Almonds have a high antioxidant, vit C, calcium, and dietary fibre. They may be beneficial in assisting those who want to reduce weight.
- Almonds Deliver a Massive Amount of Nutrients
- Almonds are the edible seeds of a Prunus waste produced tree, sometimes known as the almond leaf.
- They originated in the Middle East, but the United States is currently the world’s greatest producer.
- The shell is frequently removed from store-bought almonds, revealing the edible nut inside. They are available raw or roasted.
- They are also used to make almond milk, oil, butter, flour, and marzipan paste.
- Almonds have a high nutritional profile. (1) follows a 1-ounce (28-gram) serving of almonds:
- 3.5 grammes fibre
- Six grammes of protein
- 14 g of fats (9 of which are monounsaturated)
- 37% of the RDI for vitamin E
- Manganese accounts for 32% of the RDI.
- 20% of the RDI for magnesium
- They also have a good quantity of copper and vitamin B2.
2. Almonds Are Loaded With Antioxidants
Almonds are the edible seeds of the Apricot waste produced tree, sometimes known as the almond tree.
They originated in the Middle East, but the United States is currently the world’s greatest producer.
The shell is frequently removed from store-bought almonds, revealing the edible nut inside. They are available raw or roasted.
They are also used to make almond milk, oil, butter, flour, and marzipan paste.
3. Almonds Are High in Vitamin E
Almonds are the edible seeds generated by the Apricot waste produced tree, often known as the almond tree.
Although they originated in the Middle East, the United States is now the world’s largest producer.
The shell of store-bought almonds is commonly removed, revealing the edible nut inside. They can be purchased raw or roasted.
They are also utilised in the production of almond milk, oil, butter, flour, and marzipan paste.
4. Almonds Can Assist With Blood Sugar Control

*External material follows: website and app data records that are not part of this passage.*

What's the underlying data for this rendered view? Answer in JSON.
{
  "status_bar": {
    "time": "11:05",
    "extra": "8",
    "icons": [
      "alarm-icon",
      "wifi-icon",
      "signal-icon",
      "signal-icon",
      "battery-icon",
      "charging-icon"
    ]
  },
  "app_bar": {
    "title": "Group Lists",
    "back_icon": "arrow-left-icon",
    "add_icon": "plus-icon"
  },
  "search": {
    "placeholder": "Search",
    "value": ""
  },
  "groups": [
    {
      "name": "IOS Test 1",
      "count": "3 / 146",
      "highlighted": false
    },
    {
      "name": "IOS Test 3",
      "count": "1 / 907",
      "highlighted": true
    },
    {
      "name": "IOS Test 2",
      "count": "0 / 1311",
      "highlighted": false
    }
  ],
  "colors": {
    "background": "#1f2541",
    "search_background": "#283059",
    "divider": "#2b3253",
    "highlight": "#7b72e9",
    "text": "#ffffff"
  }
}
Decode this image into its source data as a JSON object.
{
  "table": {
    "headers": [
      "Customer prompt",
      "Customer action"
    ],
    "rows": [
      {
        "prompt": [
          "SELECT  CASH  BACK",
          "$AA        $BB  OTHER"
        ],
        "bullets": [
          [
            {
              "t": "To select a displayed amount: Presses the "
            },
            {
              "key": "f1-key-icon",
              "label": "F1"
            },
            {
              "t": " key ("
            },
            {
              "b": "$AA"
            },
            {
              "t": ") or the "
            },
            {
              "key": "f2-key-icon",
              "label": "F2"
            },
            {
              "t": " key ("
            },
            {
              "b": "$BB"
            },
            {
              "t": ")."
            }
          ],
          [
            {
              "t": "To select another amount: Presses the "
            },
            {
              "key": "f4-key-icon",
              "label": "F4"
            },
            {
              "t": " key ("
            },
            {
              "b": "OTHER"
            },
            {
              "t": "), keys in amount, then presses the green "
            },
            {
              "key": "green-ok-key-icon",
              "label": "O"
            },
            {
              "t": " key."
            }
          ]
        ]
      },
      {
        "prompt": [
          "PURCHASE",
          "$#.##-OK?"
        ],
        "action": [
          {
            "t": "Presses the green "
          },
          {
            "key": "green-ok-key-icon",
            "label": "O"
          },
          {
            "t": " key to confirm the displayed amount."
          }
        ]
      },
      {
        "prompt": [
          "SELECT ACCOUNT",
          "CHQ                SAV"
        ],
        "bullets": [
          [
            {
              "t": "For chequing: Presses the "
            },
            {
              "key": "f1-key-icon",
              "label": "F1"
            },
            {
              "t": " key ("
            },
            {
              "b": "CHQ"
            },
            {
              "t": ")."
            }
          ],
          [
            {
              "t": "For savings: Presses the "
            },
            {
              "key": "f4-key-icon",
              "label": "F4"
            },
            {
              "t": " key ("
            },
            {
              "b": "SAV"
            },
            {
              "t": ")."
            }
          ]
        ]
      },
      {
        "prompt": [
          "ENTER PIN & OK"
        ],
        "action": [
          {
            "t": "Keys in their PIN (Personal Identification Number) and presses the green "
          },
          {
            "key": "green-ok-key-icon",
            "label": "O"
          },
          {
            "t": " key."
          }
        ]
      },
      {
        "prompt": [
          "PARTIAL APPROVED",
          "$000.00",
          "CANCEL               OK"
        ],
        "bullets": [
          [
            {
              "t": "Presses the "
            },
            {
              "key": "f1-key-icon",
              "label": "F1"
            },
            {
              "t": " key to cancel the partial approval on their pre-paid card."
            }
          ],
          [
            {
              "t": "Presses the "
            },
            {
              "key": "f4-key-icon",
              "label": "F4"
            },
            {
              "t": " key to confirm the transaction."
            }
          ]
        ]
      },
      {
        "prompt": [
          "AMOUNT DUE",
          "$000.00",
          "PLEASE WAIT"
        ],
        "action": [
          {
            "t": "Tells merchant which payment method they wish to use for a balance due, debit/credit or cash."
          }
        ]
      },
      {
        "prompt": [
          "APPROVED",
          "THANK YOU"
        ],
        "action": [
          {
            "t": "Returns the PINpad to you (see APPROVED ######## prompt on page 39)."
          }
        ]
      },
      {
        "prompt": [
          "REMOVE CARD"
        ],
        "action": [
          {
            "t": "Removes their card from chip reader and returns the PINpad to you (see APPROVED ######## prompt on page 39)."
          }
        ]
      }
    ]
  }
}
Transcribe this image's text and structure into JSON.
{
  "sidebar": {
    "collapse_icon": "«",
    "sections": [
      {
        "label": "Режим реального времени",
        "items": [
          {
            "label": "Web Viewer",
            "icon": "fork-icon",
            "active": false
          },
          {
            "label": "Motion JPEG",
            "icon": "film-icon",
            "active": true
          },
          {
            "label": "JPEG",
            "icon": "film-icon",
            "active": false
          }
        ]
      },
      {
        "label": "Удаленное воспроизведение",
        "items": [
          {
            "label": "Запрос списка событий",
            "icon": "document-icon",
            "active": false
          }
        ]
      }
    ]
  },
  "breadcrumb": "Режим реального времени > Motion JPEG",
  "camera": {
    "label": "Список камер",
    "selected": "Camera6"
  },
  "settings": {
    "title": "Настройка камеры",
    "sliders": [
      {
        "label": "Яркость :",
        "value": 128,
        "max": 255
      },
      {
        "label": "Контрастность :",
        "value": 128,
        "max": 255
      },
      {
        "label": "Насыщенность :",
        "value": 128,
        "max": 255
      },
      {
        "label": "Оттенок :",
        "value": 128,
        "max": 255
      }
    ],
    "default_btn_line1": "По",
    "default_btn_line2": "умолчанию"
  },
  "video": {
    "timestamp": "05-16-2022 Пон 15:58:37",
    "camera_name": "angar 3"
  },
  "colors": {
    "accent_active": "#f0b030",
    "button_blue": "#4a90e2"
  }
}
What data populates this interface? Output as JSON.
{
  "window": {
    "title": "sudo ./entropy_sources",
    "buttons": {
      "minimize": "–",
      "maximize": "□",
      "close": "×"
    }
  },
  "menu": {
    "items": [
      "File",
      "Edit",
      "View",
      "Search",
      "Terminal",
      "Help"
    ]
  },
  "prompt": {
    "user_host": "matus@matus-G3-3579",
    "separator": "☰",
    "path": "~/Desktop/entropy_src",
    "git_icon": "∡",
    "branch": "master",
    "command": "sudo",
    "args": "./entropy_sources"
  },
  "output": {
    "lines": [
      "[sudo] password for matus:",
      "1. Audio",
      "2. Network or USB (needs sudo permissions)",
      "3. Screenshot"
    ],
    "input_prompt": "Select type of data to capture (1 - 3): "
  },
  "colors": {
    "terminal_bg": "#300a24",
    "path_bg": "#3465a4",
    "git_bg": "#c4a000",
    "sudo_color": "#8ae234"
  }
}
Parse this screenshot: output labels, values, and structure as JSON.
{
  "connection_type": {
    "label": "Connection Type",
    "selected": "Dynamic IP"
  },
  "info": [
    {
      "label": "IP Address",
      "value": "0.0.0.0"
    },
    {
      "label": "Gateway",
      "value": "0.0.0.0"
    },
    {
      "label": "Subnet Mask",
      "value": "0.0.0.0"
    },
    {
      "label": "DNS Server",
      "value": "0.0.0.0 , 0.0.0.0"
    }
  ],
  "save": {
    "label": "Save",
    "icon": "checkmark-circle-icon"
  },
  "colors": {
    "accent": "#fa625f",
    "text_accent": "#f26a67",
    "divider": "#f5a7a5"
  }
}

Nuts are abundant in healthful fats, protein, and protein and still being low in carbohydrate.
This makes them an excellent alternative for diabetics.
Another advantage of almonds is their high magnesium content.
Magnesium is a mineral that is involved in over 300 biological activities, including blood sugar regulation (17Trusted Source).
Magnesium’s current RDI is 310-420 mg. 2 ounces of almonds provide nearly half that amount – 150 milligrammes of this essential mineral (1).
Surprisingly, 25-38% of persons with type 2 diabetes are magnesium deficient. Correcting this deficit decreases blood sugar levels and enhances insulin action considerably (18Trusted Source, 19Trusted Source, 20Trusted Source).
Magnesium supplementation significantly reduces insulin resistance in people who do not have diabetes (21Trusted Source, 22Trusted Source).
5. Magnesium Also Benefits Blood Pressure Levels
Almonds’ magnesium content also may help with lowering blood pressure.
High blood pressure is a major cause of heart attacks, strokes, and renal failure.
A magnesium deficit is significantly connected to high blood pressure, regardless of whether you are overweight .
According to studies, addressing the mg shortage may result in significant blood pressure decreases .
If you are not getting enough magnesium in your nutrition, adding walnuts to your diet might help.
Summary: Low magnesium levels are significantly associated to high blood pressure, indicating that almonds can aid in regulating blood pressur.
6. Almonds Can Lower Cholesterol Levels
Hdl hdl levels in one’s blood, generally known as “bad” cholesterol, are a well-known risk factor for heart disease.
Your diet might have a significant impact on your LDL levels. Nuts have been demonstrated in several trials to successfully decrease LDL.
A 16-week trial of 65 persons having diabetes discovered that consuming 20% of their calories from almonds reduced LDL levels by such an median od 12.4 mg/dL.
Another study discovered that consuming 1.5 ounces (42 grammes) of almonds per day reduced LDL cholesterol by 5.3 mg/dL while keeping “good” HDL cholesterol constant. Participants also lost stomach fat (29Trusted Source).
Summary Eating one or two handfuls of almonds per day might result in minor decreases in “bad” LDL cholesterol, potentially lowering the risk of heart disease.